### What is expected
Repeat the entries exactly but omit the pictures.

### Dataset items
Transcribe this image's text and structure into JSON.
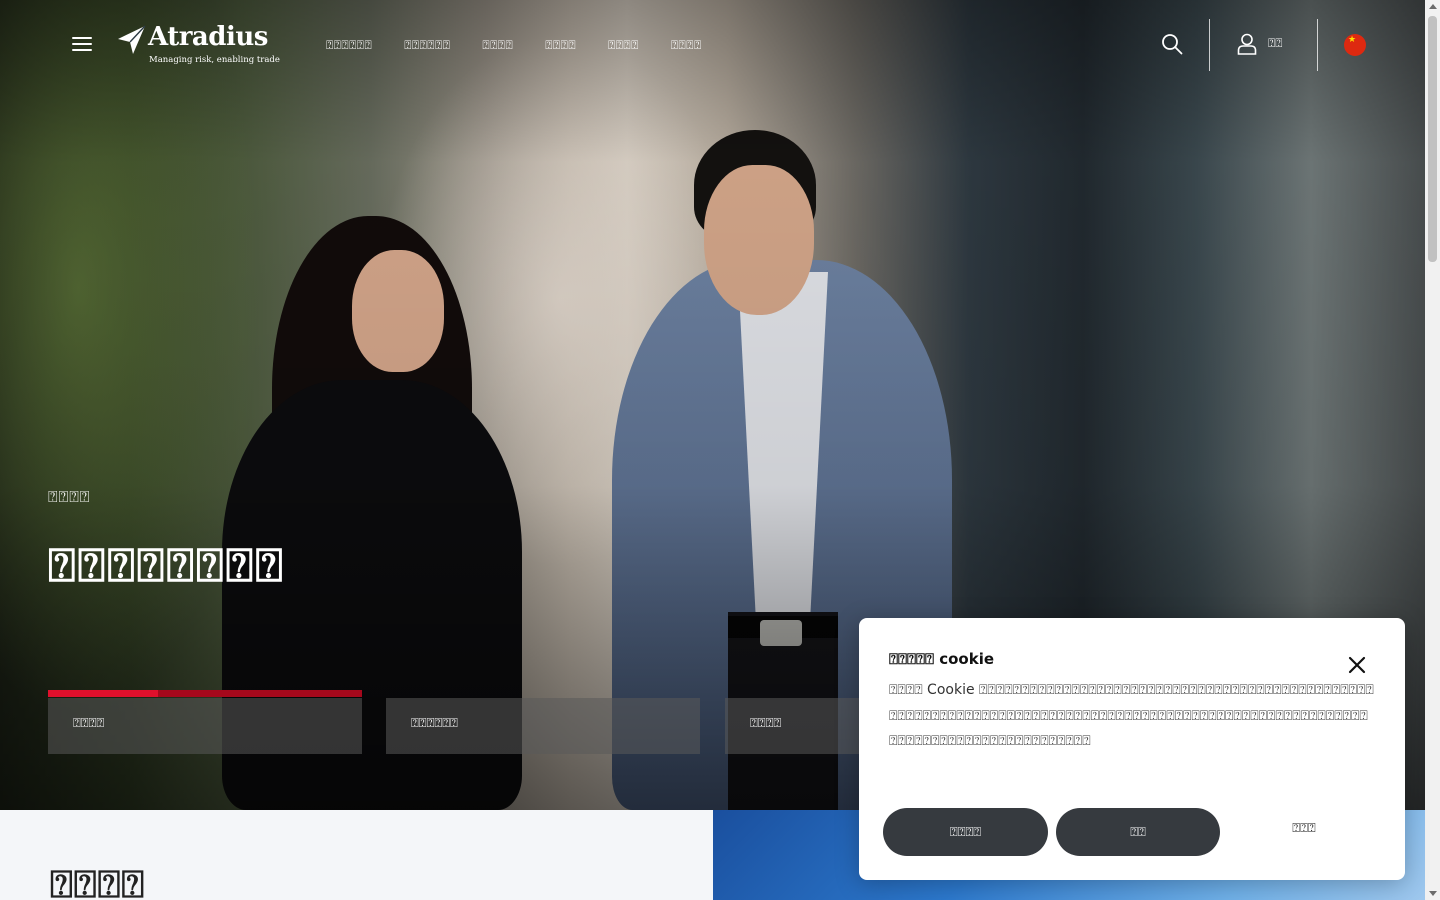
{
  "header": {
    "logo": {
      "name": "Atradius",
      "tagline": "Managing risk, enabling trade"
    },
    "nav": [
      "⍰⍰⍰⍰⍰⍰",
      "⍰⍰⍰⍰⍰⍰",
      "⍰⍰⍰⍰",
      "⍰⍰⍰⍰",
      "⍰⍰⍰⍰",
      "⍰⍰⍰⍰"
    ],
    "login_label": "⍰⍰",
    "icons": {
      "menu": "hamburger-icon",
      "search": "search-icon",
      "user": "user-icon",
      "language": "china-flag-icon"
    }
  },
  "hero": {
    "eyebrow": "⍰⍰⍰⍰",
    "title": "⍰⍰⍰⍰⍰⍰⍰⍰",
    "tabs": [
      {
        "label": "⍰⍰⍰⍰",
        "active": true,
        "progress": 0.35
      },
      {
        "label": "⍰⍰⍰⍰⍰⍰",
        "active": false
      },
      {
        "label": "⍰⍰⍰⍰",
        "active": false
      }
    ]
  },
  "section": {
    "title": "⍰⍰⍰⍰"
  },
  "cookie": {
    "title": "⍰⍰⍰⍰⍰ cookie",
    "body": "⍰⍰⍰⍰ Cookie ⍰⍰⍰⍰⍰⍰⍰⍰⍰⍰⍰⍰⍰⍰⍰⍰⍰⍰⍰⍰⍰⍰⍰⍰⍰⍰⍰⍰⍰⍰⍰⍰⍰⍰⍰⍰⍰⍰⍰⍰⍰⍰⍰⍰⍰⍰⍰⍰⍰⍰⍰⍰⍰⍰⍰⍰⍰⍰⍰⍰⍰⍰⍰⍰⍰⍰⍰⍰⍰⍰⍰⍰⍰⍰⍰⍰⍰⍰⍰⍰⍰⍰⍰⍰⍰⍰⍰⍰⍰⍰⍰⍰⍰⍰⍰⍰⍰⍰⍰⍰⍰⍰⍰⍰⍰⍰⍰⍰⍰⍰⍰⍰⍰⍰⍰⍰⍰⍰⍰⍰⍰⍰⍰⍰⍰⍰⍰⍰",
    "buttons": {
      "accept": "⍰⍰⍰⍰",
      "settings": "⍰⍰",
      "reject": "⍰⍰⍰"
    }
  },
  "colors": {
    "accent_red": "#e0102c",
    "button_dark": "#363a3f"
  }
}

### Result
Transcribe this image's text and structure into JSON.
{
  "header": {
    "logo": {
      "name": "Atradius",
      "tagline": "Managing risk, enabling trade"
    },
    "nav": [
      "⍰⍰⍰⍰⍰⍰",
      "⍰⍰⍰⍰⍰⍰",
      "⍰⍰⍰⍰",
      "⍰⍰⍰⍰",
      "⍰⍰⍰⍰",
      "⍰⍰⍰⍰"
    ],
    "login_label": "⍰⍰",
    "icons": {
      "menu": "hamburger-icon",
      "search": "search-icon",
      "user": "user-icon",
      "language": "china-flag-icon"
    }
  },
  "hero": {
    "eyebrow": "⍰⍰⍰⍰",
    "title": "⍰⍰⍰⍰⍰⍰⍰⍰",
    "tabs": [
      {
        "label": "⍰⍰⍰⍰",
        "active": true,
        "progress": 0.35
      },
      {
        "label": "⍰⍰⍰⍰⍰⍰",
        "active": false
      },
      {
        "label": "⍰⍰⍰⍰",
        "active": false
      }
    ]
  },
  "section": {
    "title": "⍰⍰⍰⍰"
  },
  "cookie": {
    "title": "⍰⍰⍰⍰⍰ cookie",
    "body": "⍰⍰⍰⍰ Cookie ⍰⍰⍰⍰⍰⍰⍰⍰⍰⍰⍰⍰⍰⍰⍰⍰⍰⍰⍰⍰⍰⍰⍰⍰⍰⍰⍰⍰⍰⍰⍰⍰⍰⍰⍰⍰⍰⍰⍰⍰⍰⍰⍰⍰⍰⍰⍰⍰⍰⍰⍰⍰⍰⍰⍰⍰⍰⍰⍰⍰⍰⍰⍰⍰⍰⍰⍰⍰⍰⍰⍰⍰⍰⍰⍰⍰⍰⍰⍰⍰⍰⍰⍰⍰⍰⍰⍰⍰⍰⍰⍰⍰⍰⍰⍰⍰⍰⍰⍰⍰⍰⍰⍰⍰⍰⍰⍰⍰⍰⍰⍰⍰⍰⍰⍰⍰⍰⍰⍰⍰⍰⍰⍰⍰⍰⍰⍰⍰",
    "buttons": {
      "accept": "⍰⍰⍰⍰",
      "settings": "⍰⍰",
      "reject": "⍰⍰⍰"
    }
  },
  "colors": {
    "accent_red": "#e0102c",
    "button_dark": "#363a3f"
  }
}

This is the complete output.